Britain’s small businesses gave a muted reaction to the Chancellor’s measures aimed at boosting investment – with one warning: “Government efforts are seen as a bit of a joke”.
George Osborne’s main gift to small and medium-sized enterprises (SMEs) was a 10-fold increase in allowances on capital spending such as tools, office equipment and commercial vans to £250,000. The annual investment allowance was slashed by the Coalition to £25,000 in April this year. Mr Osborne has performed a U-turn on that decision, meaning firms will now be able to claim 100 per cent tax relief on capital investments.
But Saurav Chopra, the chief executive of Huddlebuy, which works with 100,000 small businesses, said: “The previous allowance was preventing small businesses from investing for growth. However, Mr Osborne needs to do a lot more for small businesses across the UK to flourish. Government efforts are seen as a bit of a joke.”
The Chancellor also announced the creation of a £1bn Business Bank. But Xenios Thrasyvoulou, an entrepreneur who founded the freelancer marketplace PeoplePerHour, said: “The worry is that this £1bn fund will be out of reach for many businesses desperately in need of capital and support. The Chancellor skimmed over how firms will be able access these funds, how long the application process will take and, crucially, who will be eligible. The problem for small businesses has not been that lenders don’t have cash to lend; it’s that there are far too many hoops to jump through and red tape to cut to even get to the front of the line.”
Case study: Big business benefits, but it’s one rule for me and another for them
Ed Hoad, 29, operates a small recruitment business called Catalyst Executive Search. He and his wife Heidi, a teacher, have a seven-month-old son, Rufus.
I set up a business in 2010. With the economic turbulence, it’s been quite stressful actually watching my wife’s maternity pay dwindle and not really knowing what the economy is going to do.”
My wife and I have said we’re not going to spend that much on Christmas presents this year and it’s not because we don’t have any money, but I think you just need to be careful at the moment.
Having your own business, you almost live year to year, good years are great and you try and keep some money back but I think the cumulative effect of the recession makes it very hard to actually keep a buffer in for next year.”

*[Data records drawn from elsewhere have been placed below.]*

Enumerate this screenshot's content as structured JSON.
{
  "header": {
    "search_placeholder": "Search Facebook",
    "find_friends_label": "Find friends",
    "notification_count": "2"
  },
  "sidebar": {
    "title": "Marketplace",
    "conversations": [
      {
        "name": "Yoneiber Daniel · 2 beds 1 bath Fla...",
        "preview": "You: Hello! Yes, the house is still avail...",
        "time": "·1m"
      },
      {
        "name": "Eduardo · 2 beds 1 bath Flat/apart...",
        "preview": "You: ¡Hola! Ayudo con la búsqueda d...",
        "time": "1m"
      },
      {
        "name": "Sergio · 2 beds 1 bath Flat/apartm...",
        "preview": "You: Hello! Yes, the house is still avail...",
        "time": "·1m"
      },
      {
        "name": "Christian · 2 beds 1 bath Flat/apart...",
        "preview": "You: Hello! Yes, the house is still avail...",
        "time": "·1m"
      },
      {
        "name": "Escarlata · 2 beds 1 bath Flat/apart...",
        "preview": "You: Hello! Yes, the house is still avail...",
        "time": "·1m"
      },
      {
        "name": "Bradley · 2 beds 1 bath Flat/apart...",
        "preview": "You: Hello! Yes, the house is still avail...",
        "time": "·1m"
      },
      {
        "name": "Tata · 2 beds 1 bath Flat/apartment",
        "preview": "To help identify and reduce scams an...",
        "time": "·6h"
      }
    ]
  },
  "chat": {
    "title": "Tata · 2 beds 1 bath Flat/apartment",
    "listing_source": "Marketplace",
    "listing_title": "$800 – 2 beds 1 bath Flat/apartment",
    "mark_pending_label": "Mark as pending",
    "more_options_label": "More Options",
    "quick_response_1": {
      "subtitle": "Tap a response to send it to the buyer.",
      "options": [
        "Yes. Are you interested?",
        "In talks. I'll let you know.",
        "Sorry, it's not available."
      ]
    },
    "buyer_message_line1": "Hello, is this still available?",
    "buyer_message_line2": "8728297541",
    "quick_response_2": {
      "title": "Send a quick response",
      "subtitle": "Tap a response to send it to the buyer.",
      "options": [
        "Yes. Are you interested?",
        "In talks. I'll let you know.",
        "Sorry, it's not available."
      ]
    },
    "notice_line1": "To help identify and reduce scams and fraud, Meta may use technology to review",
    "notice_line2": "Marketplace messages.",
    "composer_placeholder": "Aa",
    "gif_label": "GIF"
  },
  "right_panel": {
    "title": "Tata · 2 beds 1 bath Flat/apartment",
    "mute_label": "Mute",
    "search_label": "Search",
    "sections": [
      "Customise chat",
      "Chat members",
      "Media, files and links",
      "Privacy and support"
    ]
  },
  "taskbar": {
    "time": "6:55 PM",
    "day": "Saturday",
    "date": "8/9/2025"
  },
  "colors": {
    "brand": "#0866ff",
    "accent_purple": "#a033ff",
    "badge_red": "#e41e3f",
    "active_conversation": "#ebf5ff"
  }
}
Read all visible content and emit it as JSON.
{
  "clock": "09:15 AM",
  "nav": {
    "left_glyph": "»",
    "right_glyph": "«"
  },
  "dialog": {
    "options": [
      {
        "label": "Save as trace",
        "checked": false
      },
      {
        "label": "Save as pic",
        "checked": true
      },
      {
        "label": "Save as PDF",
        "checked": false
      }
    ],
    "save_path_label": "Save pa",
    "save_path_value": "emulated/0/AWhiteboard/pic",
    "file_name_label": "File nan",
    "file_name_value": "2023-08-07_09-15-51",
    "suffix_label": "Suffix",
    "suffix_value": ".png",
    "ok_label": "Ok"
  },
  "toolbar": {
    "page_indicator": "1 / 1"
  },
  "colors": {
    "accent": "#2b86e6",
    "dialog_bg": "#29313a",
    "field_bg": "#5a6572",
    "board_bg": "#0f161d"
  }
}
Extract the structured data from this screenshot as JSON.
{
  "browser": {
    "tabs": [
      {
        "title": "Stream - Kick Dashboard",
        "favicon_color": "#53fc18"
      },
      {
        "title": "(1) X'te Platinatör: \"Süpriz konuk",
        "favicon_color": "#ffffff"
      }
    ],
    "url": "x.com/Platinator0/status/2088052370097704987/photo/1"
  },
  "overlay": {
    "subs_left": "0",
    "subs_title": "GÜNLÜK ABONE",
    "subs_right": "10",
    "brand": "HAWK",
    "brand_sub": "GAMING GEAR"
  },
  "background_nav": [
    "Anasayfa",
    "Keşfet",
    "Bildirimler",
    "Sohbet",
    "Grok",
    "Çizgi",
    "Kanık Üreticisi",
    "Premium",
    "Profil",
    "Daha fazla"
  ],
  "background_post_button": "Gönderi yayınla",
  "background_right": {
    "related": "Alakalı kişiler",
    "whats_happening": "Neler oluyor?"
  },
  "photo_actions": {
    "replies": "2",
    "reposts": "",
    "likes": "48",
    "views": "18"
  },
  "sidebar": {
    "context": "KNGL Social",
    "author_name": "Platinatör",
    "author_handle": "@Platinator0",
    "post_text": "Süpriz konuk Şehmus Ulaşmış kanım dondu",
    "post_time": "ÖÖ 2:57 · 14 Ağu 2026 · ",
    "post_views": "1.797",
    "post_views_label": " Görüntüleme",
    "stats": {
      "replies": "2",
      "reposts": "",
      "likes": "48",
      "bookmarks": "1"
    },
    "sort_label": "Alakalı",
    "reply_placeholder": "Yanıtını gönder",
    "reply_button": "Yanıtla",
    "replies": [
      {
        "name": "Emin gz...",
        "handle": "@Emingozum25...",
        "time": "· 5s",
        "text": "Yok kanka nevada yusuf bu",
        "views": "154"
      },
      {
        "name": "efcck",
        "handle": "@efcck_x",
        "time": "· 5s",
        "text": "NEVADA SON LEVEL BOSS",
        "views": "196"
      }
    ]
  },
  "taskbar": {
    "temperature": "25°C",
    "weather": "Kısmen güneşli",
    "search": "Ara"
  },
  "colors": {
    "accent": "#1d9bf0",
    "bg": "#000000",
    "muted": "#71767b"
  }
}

I’m so angry they can get away with it. I just don’t understand how that can be so. I feel it is one rule for me and another for them. The thing that really frustrates me from the Autumn Statement is the fact that they dropped corporation tax to big businesses to 21% but mine isn’t going to change. Mine’s not going to go down to 19%.”
Case study: These are small measures that won’t make a massive difference for my business
Paul Blazdell, 39, is the sales director of Floppets, a Brighton based start-up which makes small collectible toys which can be clipped on to children’s bikes, shoes and bags.
The Autumn Statement was pretty much what we expected: continuing austerity and not a lot to stimulate growth in small and medium-sized businesses. One of the biggest problems is that banks still refuse to lend, while for us there is the issue of retailers being cautious about new products. We didn’t approach the banks for this venture as we knew it wouldn’t even be worth trying. Thankfully, these days you can sell your products on a website and promote through social media in a way that you couldn’t five years ago.
“The axing of the fuel duty rise is a good move, though you never know whether firms will pass that saving on to their customers. The increase in personal tax allowance is also welcome. If our business grows, the reduction in corporation tax could be helpful but it will have a minimal effect in the short term.
“But all of these are small measures, and I don’t see anything that’s going to make a massive difference for us, as we’re a business of just two people.”